PROBLEM TO WORK ON — From the entries below, extract every line that includes the word "back".

MATERIAL PROVIDED —
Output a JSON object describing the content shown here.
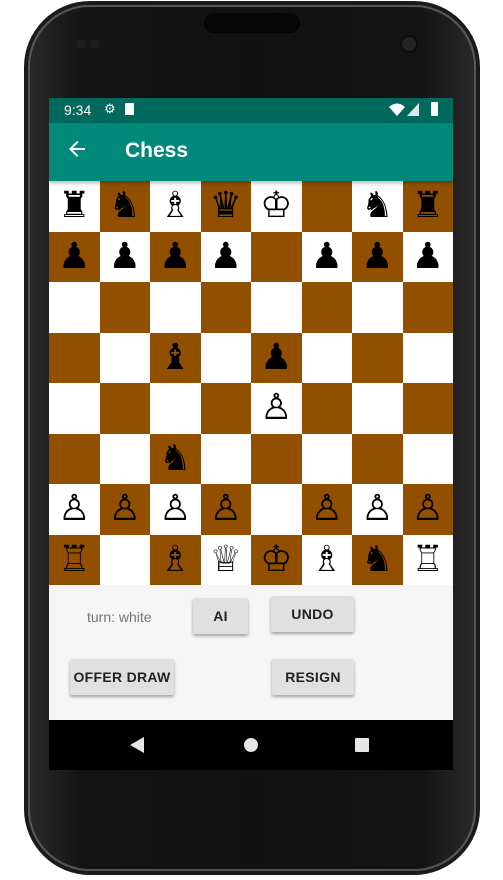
{
  "status_bar": {
    "time": "9:34",
    "left_icons": [
      "settings-icon",
      "sd-card-icon"
    ],
    "right_icons": [
      "wifi-icon",
      "signal-icon",
      "battery-icon"
    ]
  },
  "app_bar": {
    "title": "Chess",
    "back_icon": "arrow-back-icon",
    "color": "#00897b",
    "status_color": "#00695c"
  },
  "board": {
    "light_color": "#ffffff",
    "dark_color": "#934f00",
    "ranks": [
      [
        "♜",
        "♞",
        "♗",
        "♛",
        "♔",
        "",
        "♞",
        "♜"
      ],
      [
        "♟",
        "♟",
        "♟",
        "♟",
        "",
        "♟",
        "♟",
        "♟"
      ],
      [
        "",
        "",
        "",
        "",
        "",
        "",
        "",
        ""
      ],
      [
        "",
        "",
        "♝",
        "",
        "♟",
        "",
        "",
        ""
      ],
      [
        "",
        "",
        "",
        "",
        "♙",
        "",
        "",
        ""
      ],
      [
        "",
        "",
        "♞",
        "",
        "",
        "",
        "",
        ""
      ],
      [
        "♙",
        "♙",
        "♙",
        "♙",
        "",
        "♙",
        "♙",
        "♙"
      ],
      [
        "♖",
        "",
        "♗",
        "♕",
        "♔",
        "♗",
        "♞",
        "♖"
      ]
    ]
  },
  "controls": {
    "turn_text": "turn: white",
    "ai_label": "AI",
    "undo_label": "UNDO",
    "offer_draw_label": "OFFER DRAW",
    "resign_label": "RESIGN"
  },
  "nav_bar": {
    "icons": [
      "nav-back-icon",
      "nav-home-icon",
      "nav-recents-icon"
    ]
  }
}
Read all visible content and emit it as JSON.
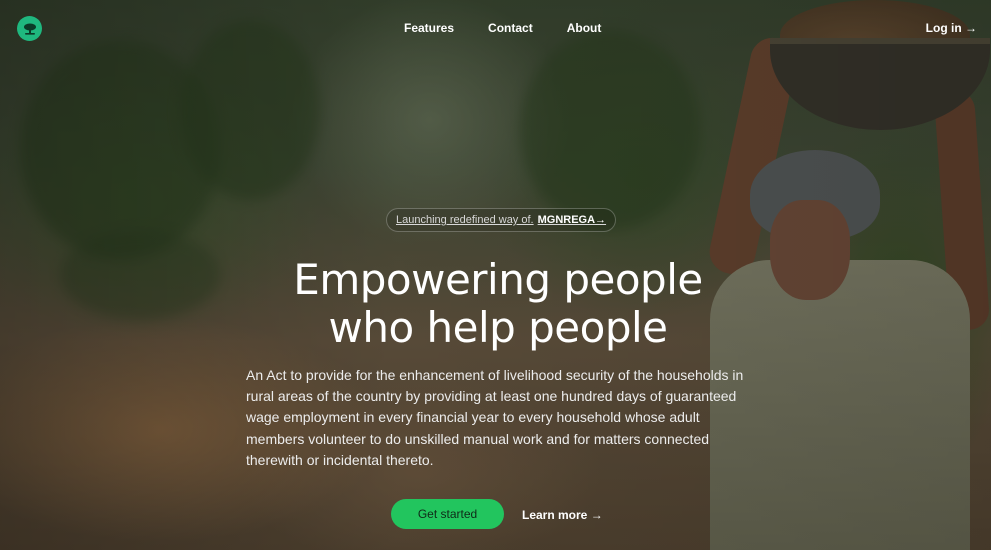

ANSWER AREA —
    "back_icon": "arrow-back-icon",
      "nav-back-icon",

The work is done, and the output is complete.